Photographer Rob Hornstra and journalist Arnold van Bruggen are documenting the rapidly-changing region around Sochi, a former Soviet resort on the Black Sea, which is preparing to host the 2014 Winter Olympics. The exhibition at the DePaul Art Museum shows extraordinary photos, together with interviews and films, recording a complicated mix of parallel realities as a massive but temporary international event descends and disappears.
Sochi is the Florida of Russia, but cheaper. It is famous for its subtropical vegetation, hotels and sanatoria. People from all over the Soviet Union associate the coastal city with beach holidays and first loves. The smell of sunscreen, sweat, alcohol and roasting meat pervades the air. Nothing happens here in the winter. But that's about to change. The Winter Games are coming to town.
The ice skating venues in the old summer capital of Sochi resemble spaceships that have landed on the coast. The most expensive road in the world now links these venues with the ski resorts in the mountains. The Games in Sochi are the most expensive ever organised. But the workers at the bottom of the food chain are rarely paid. Local residents are sceptical.

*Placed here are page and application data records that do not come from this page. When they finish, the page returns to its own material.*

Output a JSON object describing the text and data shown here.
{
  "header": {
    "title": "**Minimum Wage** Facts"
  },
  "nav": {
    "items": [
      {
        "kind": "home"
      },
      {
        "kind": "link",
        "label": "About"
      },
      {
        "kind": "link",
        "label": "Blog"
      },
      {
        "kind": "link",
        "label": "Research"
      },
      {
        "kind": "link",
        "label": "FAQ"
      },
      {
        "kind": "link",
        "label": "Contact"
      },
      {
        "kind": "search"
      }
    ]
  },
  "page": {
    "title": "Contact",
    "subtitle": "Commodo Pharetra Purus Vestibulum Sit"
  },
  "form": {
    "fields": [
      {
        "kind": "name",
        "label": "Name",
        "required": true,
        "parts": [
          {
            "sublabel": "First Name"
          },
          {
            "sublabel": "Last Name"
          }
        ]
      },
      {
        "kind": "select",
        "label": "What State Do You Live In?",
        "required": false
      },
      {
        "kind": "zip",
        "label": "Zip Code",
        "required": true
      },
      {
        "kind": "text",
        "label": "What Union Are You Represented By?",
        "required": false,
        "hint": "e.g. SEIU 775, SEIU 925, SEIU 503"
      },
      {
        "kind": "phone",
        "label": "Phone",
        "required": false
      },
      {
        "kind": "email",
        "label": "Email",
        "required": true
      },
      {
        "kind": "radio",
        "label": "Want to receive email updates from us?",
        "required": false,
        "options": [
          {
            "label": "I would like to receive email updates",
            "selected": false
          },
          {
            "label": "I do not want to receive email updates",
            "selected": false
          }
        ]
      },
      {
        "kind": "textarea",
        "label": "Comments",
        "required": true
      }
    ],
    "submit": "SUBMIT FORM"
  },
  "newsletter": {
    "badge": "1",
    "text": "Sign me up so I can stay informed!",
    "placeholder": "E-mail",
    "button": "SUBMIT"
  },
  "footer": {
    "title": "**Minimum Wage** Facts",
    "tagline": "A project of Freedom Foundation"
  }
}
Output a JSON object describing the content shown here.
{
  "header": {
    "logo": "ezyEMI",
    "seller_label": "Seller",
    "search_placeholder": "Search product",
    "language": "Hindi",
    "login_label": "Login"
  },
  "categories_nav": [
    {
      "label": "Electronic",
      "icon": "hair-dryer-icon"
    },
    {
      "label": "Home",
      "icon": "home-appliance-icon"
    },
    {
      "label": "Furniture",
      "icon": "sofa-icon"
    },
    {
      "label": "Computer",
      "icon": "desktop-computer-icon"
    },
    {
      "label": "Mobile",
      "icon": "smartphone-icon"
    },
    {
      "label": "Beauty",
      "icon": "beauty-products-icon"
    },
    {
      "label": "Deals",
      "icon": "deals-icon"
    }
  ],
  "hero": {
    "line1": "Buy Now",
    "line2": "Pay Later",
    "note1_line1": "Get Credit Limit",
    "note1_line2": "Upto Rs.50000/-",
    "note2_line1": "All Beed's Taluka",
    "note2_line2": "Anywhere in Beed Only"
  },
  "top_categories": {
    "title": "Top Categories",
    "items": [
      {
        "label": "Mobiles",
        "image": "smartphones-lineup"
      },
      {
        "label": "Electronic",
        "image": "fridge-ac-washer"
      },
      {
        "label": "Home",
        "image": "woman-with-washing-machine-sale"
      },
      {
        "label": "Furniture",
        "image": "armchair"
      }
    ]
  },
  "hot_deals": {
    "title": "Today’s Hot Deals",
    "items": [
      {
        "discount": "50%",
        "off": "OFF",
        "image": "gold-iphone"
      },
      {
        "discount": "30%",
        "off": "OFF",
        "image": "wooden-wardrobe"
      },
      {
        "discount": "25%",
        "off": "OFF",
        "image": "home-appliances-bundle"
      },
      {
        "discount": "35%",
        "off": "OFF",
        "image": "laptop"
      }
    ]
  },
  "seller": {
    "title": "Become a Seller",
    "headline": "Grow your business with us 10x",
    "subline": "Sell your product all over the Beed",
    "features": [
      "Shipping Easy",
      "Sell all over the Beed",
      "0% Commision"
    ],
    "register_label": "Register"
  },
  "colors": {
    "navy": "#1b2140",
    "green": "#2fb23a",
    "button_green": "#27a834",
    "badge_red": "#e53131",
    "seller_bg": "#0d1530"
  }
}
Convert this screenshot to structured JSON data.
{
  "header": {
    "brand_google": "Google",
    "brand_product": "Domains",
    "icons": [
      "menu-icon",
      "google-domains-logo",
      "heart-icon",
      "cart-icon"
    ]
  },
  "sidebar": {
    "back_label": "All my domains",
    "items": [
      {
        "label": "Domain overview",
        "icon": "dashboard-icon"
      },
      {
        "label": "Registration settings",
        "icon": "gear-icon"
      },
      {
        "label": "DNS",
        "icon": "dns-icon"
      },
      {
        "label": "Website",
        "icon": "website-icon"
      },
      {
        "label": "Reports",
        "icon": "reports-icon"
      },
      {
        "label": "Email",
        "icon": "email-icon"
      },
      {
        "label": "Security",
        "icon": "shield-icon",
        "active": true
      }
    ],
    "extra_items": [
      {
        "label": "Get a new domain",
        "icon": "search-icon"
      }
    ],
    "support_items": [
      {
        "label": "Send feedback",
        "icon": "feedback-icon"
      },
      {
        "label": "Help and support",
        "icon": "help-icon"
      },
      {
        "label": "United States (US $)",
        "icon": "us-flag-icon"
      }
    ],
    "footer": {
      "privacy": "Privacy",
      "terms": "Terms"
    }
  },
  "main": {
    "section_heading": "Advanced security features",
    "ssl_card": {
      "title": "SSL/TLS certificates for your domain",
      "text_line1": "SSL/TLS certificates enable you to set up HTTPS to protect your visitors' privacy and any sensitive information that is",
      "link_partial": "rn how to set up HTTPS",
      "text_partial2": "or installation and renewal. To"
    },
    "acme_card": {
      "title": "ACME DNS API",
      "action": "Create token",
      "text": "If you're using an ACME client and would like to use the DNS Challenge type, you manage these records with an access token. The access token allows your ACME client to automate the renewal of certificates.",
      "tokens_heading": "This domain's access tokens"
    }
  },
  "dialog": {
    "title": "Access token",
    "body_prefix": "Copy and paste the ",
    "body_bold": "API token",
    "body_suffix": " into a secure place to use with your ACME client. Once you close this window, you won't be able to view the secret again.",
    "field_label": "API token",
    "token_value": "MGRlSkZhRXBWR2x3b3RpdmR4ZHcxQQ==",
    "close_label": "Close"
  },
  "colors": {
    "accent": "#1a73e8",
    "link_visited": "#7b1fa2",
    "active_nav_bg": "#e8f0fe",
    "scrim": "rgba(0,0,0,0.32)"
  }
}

More than five years have passed since Abkhazia officially gained independence in 2008, but almost nothing in the country has changed. The Olympics have had no impact on tourism and the leadership appears to want to do little about it. A few new houses, roads, schools and amenities have been built, but otherwise Abkhazia seems to stand still – as Sochi 2014 approaches.
In the run-up to the Olympic Games, security forces have been given a free hand in the North Caucasus. An attack in Sochi has to be avoided at all cost. Human rights organisations and lawyers are working overtime. Young men in particular are kidnapped, disappear or are thrown in jail on trumped-up charges. Terrorists commit seemingly random attacks on police and civilians.
All the test events and championships in Sochi have been declared successful. The stadiums are finished. Let the Games begin! But with only months to go before the opening ceremony, reports have surfaced that North Caucasian militants in Syria are being urged to return home and continue fighting in Russia and Sochi. Campaigns have been launched around the world in protest against Putin's repressive government. Human rights activists are calling for demonstrations at the Olympics themselves to protest new Russian laws on homosexuality. Cracks are beginning to appear in Putin's prestige project.